If you didn’t know, I started out as an employee too. However unlike most people, I spent only 5 months working for my employer. After which I was given the wisdom to properly leave and build my own startup.
These are guidelines on how to properly leave your day job and start your own business. All of these are based on my personal experience and knowledge.
1) Don’t Jump the Gun
A lot of people see or hear an opportunity from others – whether it’s a friend, family member, or colleague – and simply quit their day jobs as soon as they can. This is not good.
There is the right time to leave and if you don’t wait for that time, you’ll get yourself in a financial disaster.
Think of it as jumping to a boat on the dock. If you jump too soon and the boat is still some ways off, you’ll hit the water and get all wet and muddy. It’s going to be a mess.
So how do you measure when the boat has arrived and you can jump? Two ways:
First – make sure you have enough for emergencies as emergencies are things that you MUST pay for and costs a considerable amount and is always unforeseen. These can be in the form of an accident, a broken down car, or even a leak from a hole in your roof.
Whatever it is, you must have enough cash to take care of these otherwise it will stab your startup business to death.
6 months of your monthly income should suffice to keep emergencies at bay.
Second – make sure you have proof of concept. Perhaps you have made a sale already – or fifty – whatever it is, you have to have your cashflow for the startup running already. Otherwise your business may not be a good idea and there might be no boat at all to jump into.
2) Start Small and Slow
Don’t take risks you can’t measure and you can’t pay for when you’re starting out just because of comfort or ego. If you don’t have a flashy car or watch, you can still make the sale as long as you have value. You don’t need those things!
If you don’t have a carpeted, air conditioned office, that’s okay – you can still make a cashflow positive business without those things!
Small, slow and steady does the job until you graduate from the startup phase to the growth phase.
3) Put in as much Work as you can
This is arguably the only direct factor you can put in in an unpredictable market. If you work harder than your competitors, the chances of you making your startup business successful increases exponentially.
If you put in 1 more hour of work every day or every night, that’s still 360 hours more than anyone else each year – and that matters. That makes a difference.
A lot of startups fail because the founders have the mindset of business being easier than employment because no one is telling them what to do. Actually the opposite is true. because no one is telling you what to do, laziness kicks in and stares at you in the face everyday, every hour.
Work extremely hard so that when the boat arrives, and you jump from your day job to your startup business, the boat is in tip top shape to take you where you need to go.
4) Let your Employer Know
When you’re working on your startup and it’s affecting your output on your day job, let your employer know what your plans are. This is so that there will be no question marks on your relationship with the people on your day job.
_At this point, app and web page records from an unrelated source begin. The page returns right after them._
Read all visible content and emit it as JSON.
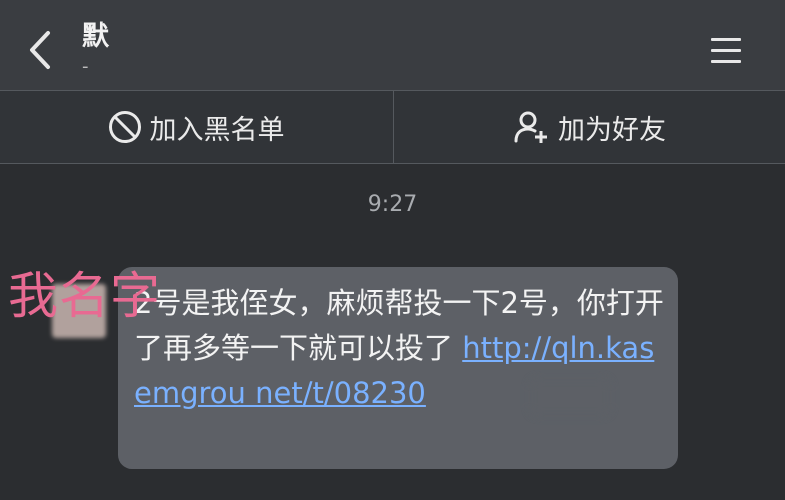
{
  "header": {
    "title": "默",
    "subtitle": "-",
    "back_icon": "chevron-left-icon",
    "menu_icon": "hamburger-menu-icon"
  },
  "actions": {
    "block_label": "加入黑名单",
    "block_icon": "block-icon",
    "add_friend_label": "加为好友",
    "add_friend_icon": "add-user-icon"
  },
  "chat": {
    "timestamp": "9:27",
    "overlay_name": "我名字",
    "message": {
      "text": "2号是我侄女，麻烦帮投一下2号，你打开了再多等一下就可以投了",
      "link": "http://qln.kasemgrou  net/t/08230"
    }
  },
  "colors": {
    "background": "#2b2d30",
    "header": "#3a3d41",
    "bubble": "#5d6066",
    "link": "#7ab1ff",
    "overlay_name": "#e86a92"
  }
}
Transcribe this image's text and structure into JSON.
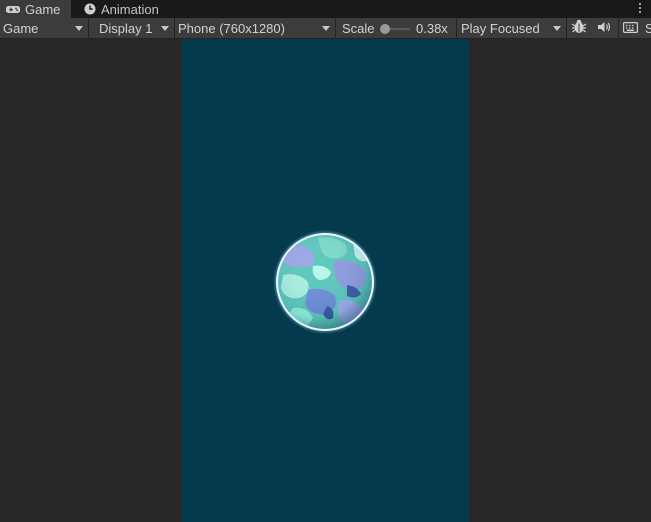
{
  "tabs": [
    {
      "label": "Game",
      "icon": "gamepad-icon",
      "active": true
    },
    {
      "label": "Animation",
      "icon": "clock-icon",
      "active": false
    }
  ],
  "toolbar": {
    "view_mode": "Game",
    "display": "Display 1",
    "resolution": "Phone (760x1280)",
    "scale_label": "Scale",
    "scale_value": "0.38x",
    "scale_level": 0.05,
    "play_mode": "Play Focused",
    "icons": [
      "bug-icon",
      "speaker-icon",
      "keyboard-icon"
    ],
    "truncated_label": "S"
  },
  "colors": {
    "panel_bg": "#282828",
    "toolbar_bg": "#3c3c3c",
    "tab_strip_bg": "#191919",
    "game_bg": "#043a4c",
    "planet_fill": "#5ec9bd",
    "planet_glow": "#bfe7ff"
  }
}
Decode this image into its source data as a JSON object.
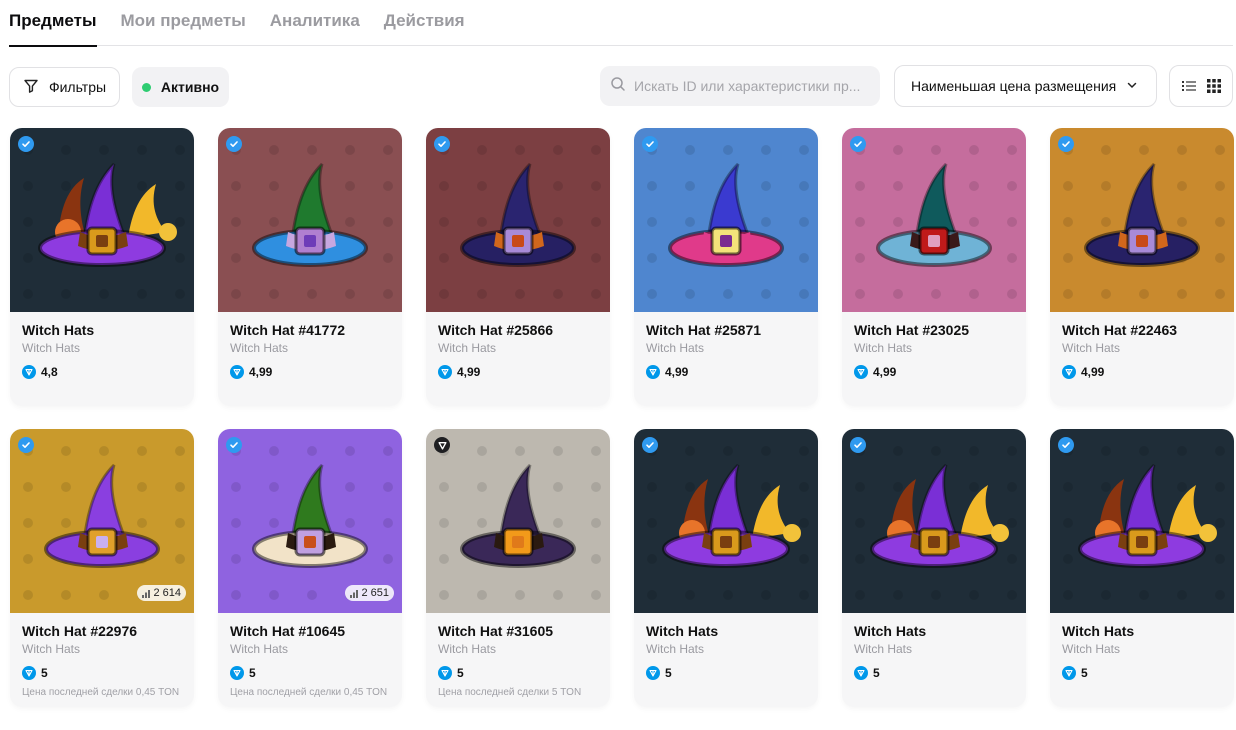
{
  "tabs": [
    {
      "label": "Предметы",
      "active": true
    },
    {
      "label": "Мои предметы",
      "active": false
    },
    {
      "label": "Аналитика",
      "active": false
    },
    {
      "label": "Действия",
      "active": false
    }
  ],
  "toolbar": {
    "filters_label": "Фильтры",
    "status_label": "Активно",
    "status_color": "#2ecc71",
    "search_placeholder": "Искать ID или характеристики пр...",
    "sort_label": "Наименьшая цена размещения",
    "icons": [
      "filter-icon",
      "search-icon",
      "chevron-down-icon",
      "list-view-icon",
      "grid-view-icon"
    ]
  },
  "accent": "#0098ea",
  "cards": [
    {
      "title": "Witch Hats",
      "collection": "Witch Hats",
      "price": "4,8",
      "bg": "#1f2d38",
      "hat": "group",
      "badge": "blue",
      "count": "",
      "last_sale": ""
    },
    {
      "title": "Witch Hat #41772",
      "collection": "Witch Hats",
      "price": "4,99",
      "bg": "#8a4f52",
      "hat": "green",
      "badge": "blue",
      "count": "",
      "last_sale": ""
    },
    {
      "title": "Witch Hat #25866",
      "collection": "Witch Hats",
      "price": "4,99",
      "bg": "#7c3f42",
      "hat": "navy",
      "badge": "blue",
      "count": "",
      "last_sale": ""
    },
    {
      "title": "Witch Hat #25871",
      "collection": "Witch Hats",
      "price": "4,99",
      "bg": "#4f86cf",
      "hat": "blue",
      "badge": "blue",
      "count": "",
      "last_sale": ""
    },
    {
      "title": "Witch Hat #23025",
      "collection": "Witch Hats",
      "price": "4,99",
      "bg": "#c56d9d",
      "hat": "teal",
      "badge": "blue",
      "count": "",
      "last_sale": ""
    },
    {
      "title": "Witch Hat #22463",
      "collection": "Witch Hats",
      "price": "4,99",
      "bg": "#c98a2e",
      "hat": "navy",
      "badge": "blue",
      "count": "",
      "last_sale": ""
    },
    {
      "title": "Witch Hat #22976",
      "collection": "Witch Hats",
      "price": "5",
      "bg": "#c99a2c",
      "hat": "purple",
      "badge": "blue",
      "count": "2 614",
      "last_sale": "Цена последней сделки 0,45 TON"
    },
    {
      "title": "Witch Hat #10645",
      "collection": "Witch Hats",
      "price": "5",
      "bg": "#8f63e0",
      "hat": "green2",
      "badge": "blue",
      "count": "2 651",
      "last_sale": "Цена последней сделки 0,45 TON"
    },
    {
      "title": "Witch Hat #31605",
      "collection": "Witch Hats",
      "price": "5",
      "bg": "#bdb8af",
      "hat": "dark",
      "badge": "dark",
      "count": "",
      "last_sale": "Цена последней сделки 5 TON"
    },
    {
      "title": "Witch Hats",
      "collection": "Witch Hats",
      "price": "5",
      "bg": "#1f2d38",
      "hat": "group",
      "badge": "blue",
      "count": "",
      "last_sale": ""
    },
    {
      "title": "Witch Hats",
      "collection": "Witch Hats",
      "price": "5",
      "bg": "#1f2d38",
      "hat": "group",
      "badge": "blue",
      "count": "",
      "last_sale": ""
    },
    {
      "title": "Witch Hats",
      "collection": "Witch Hats",
      "price": "5",
      "bg": "#1f2d38",
      "hat": "group",
      "badge": "blue",
      "count": "",
      "last_sale": ""
    }
  ],
  "hat_colors": {
    "group": {
      "cone": "#7a2fd6",
      "brim": "#8e3be0",
      "band": "#7a3f10",
      "buckle": "#d99a1c",
      "inner": "#7a3f10"
    },
    "green": {
      "cone": "#1f7a2e",
      "brim": "#2f8fe0",
      "band": "#c7a7e0",
      "buckle": "#b07fd0",
      "inner": "#6e3cb8"
    },
    "navy": {
      "cone": "#2a2470",
      "brim": "#262063",
      "band": "#d1671c",
      "buckle": "#a88ad8",
      "inner": "#c84a18"
    },
    "blue": {
      "cone": "#3a3ad0",
      "brim": "#e03a8a",
      "band": "#e03a8a",
      "buckle": "#f3e27a",
      "inner": "#7a2a90"
    },
    "teal": {
      "cone": "#0f5a5c",
      "brim": "#6fb3d6",
      "band": "#3a1a1a",
      "buckle": "#c01a1a",
      "inner": "#e0a0c0"
    },
    "purple": {
      "cone": "#8a3fe0",
      "brim": "#8a3fe0",
      "band": "#7a3f10",
      "buckle": "#e0a02a",
      "inner": "#c8b0f0"
    },
    "green2": {
      "cone": "#2f7a1e",
      "brim": "#f2e3c8",
      "band": "#2a1a10",
      "buckle": "#c0a0e0",
      "inner": "#c8501a"
    },
    "dark": {
      "cone": "#3a2858",
      "brim": "#3a2858",
      "band": "#2a1a10",
      "buckle": "#f29a1a",
      "inner": "#e07a1a"
    }
  }
}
Gossip about you and how your work output isn’t what it used to be is something you don’t need looming over your head as you build a startup.
5) Leave with Honor
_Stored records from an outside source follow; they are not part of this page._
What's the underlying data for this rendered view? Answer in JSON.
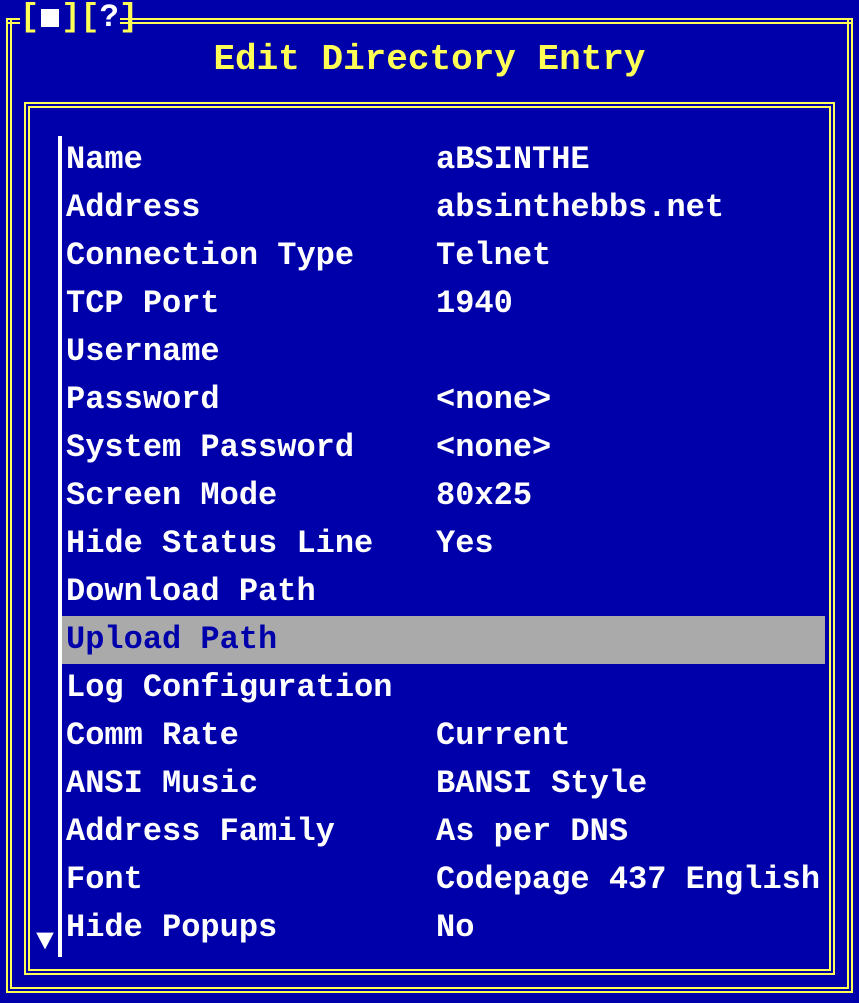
{
  "window": {
    "close_glyph": "■",
    "help_glyph": "?",
    "title": "Edit Directory Entry"
  },
  "fields": [
    {
      "label": "Name",
      "value": "aBSINTHE",
      "selected": false
    },
    {
      "label": "Address",
      "value": "absinthebbs.net",
      "selected": false
    },
    {
      "label": "Connection Type",
      "value": "Telnet",
      "selected": false
    },
    {
      "label": "TCP Port",
      "value": "1940",
      "selected": false
    },
    {
      "label": "Username",
      "value": "",
      "selected": false
    },
    {
      "label": "Password",
      "value": "<none>",
      "selected": false
    },
    {
      "label": "System Password",
      "value": "<none>",
      "selected": false
    },
    {
      "label": "Screen Mode",
      "value": "80x25",
      "selected": false
    },
    {
      "label": "Hide Status Line",
      "value": "Yes",
      "selected": false
    },
    {
      "label": "Download Path",
      "value": "",
      "selected": false
    },
    {
      "label": "Upload Path",
      "value": "",
      "selected": true
    },
    {
      "label": "Log Configuration",
      "value": "",
      "selected": false
    },
    {
      "label": "Comm Rate",
      "value": "Current",
      "selected": false
    },
    {
      "label": "ANSI Music",
      "value": "BANSI Style",
      "selected": false
    },
    {
      "label": "Address Family",
      "value": "As per DNS",
      "selected": false
    },
    {
      "label": "Font",
      "value": "Codepage 437 English",
      "selected": false
    },
    {
      "label": "Hide Popups",
      "value": "No",
      "selected": false
    }
  ],
  "scroll_down_glyph": "▼"
}
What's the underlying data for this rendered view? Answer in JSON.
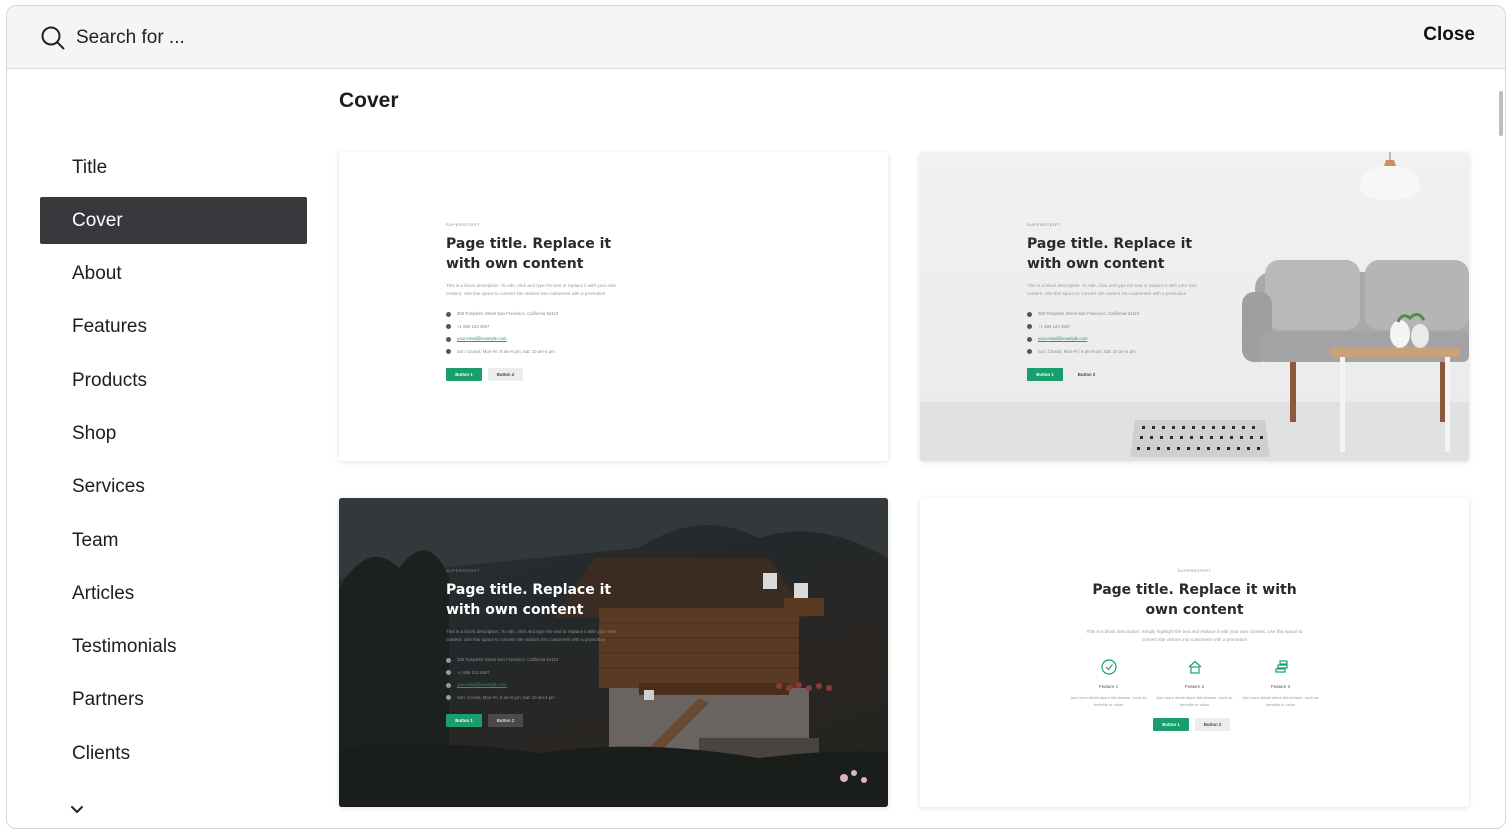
{
  "search": {
    "placeholder": "Search for ..."
  },
  "header": {
    "close_label": "Close"
  },
  "sidebar": {
    "items": [
      {
        "label": "Title"
      },
      {
        "label": "Cover"
      },
      {
        "label": "About"
      },
      {
        "label": "Features"
      },
      {
        "label": "Products"
      },
      {
        "label": "Shop"
      },
      {
        "label": "Services"
      },
      {
        "label": "Team"
      },
      {
        "label": "Articles"
      },
      {
        "label": "Testimonials"
      },
      {
        "label": "Partners"
      },
      {
        "label": "Clients"
      }
    ],
    "active_index": 1
  },
  "main": {
    "section_title": "Cover"
  },
  "template": {
    "superscript": "SUPERSCRIPT",
    "title": "Page title. Replace it with own content",
    "description": "This is a block description. To edit, click and type the text or replace it with your own content. Use this space to convert site visitors into customers with a promotion",
    "address": "355 Tompkins Street San Francisco, California 94110",
    "phone": "+1 888 123 4567",
    "email": "your.email@example.com",
    "hours": "Sun: Closed, Mon-Fri: 8 am-6 pm; Sat: 10 am-4 pm",
    "button1": "Button 1",
    "button2": "Button 2",
    "center_description": "This is a block description. Simply highlight the text and replace it with your own content. Use this space to convert site visitors into customers with a promotion",
    "features": [
      {
        "name": "Feature 1",
        "desc": "Add more detail about this feature, such as benefits or value"
      },
      {
        "name": "Feature 2",
        "desc": "Add more detail about this feature, such as benefits or value"
      },
      {
        "name": "Feature 3",
        "desc": "Add more detail about this feature, such as benefits or value"
      }
    ]
  },
  "colors": {
    "accent_green": "#1a9e6e",
    "active_nav_bg": "#37373c",
    "topbar_bg": "#f5f5f6"
  }
}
Turnover everything from your day job properly so that nothing can be said against you. If you fail to do this, you will be burning bridges.
And in the case your startup business doesn’t make it, you won’t have a job to come back to and a glowing recommendation if you skip this step.
So there you have it – these are the things you need to do as you consider leaving your day job to jump into a startup business opportunity. If you have some more things you think we can add to this, please leave your thoughts on the comments section below.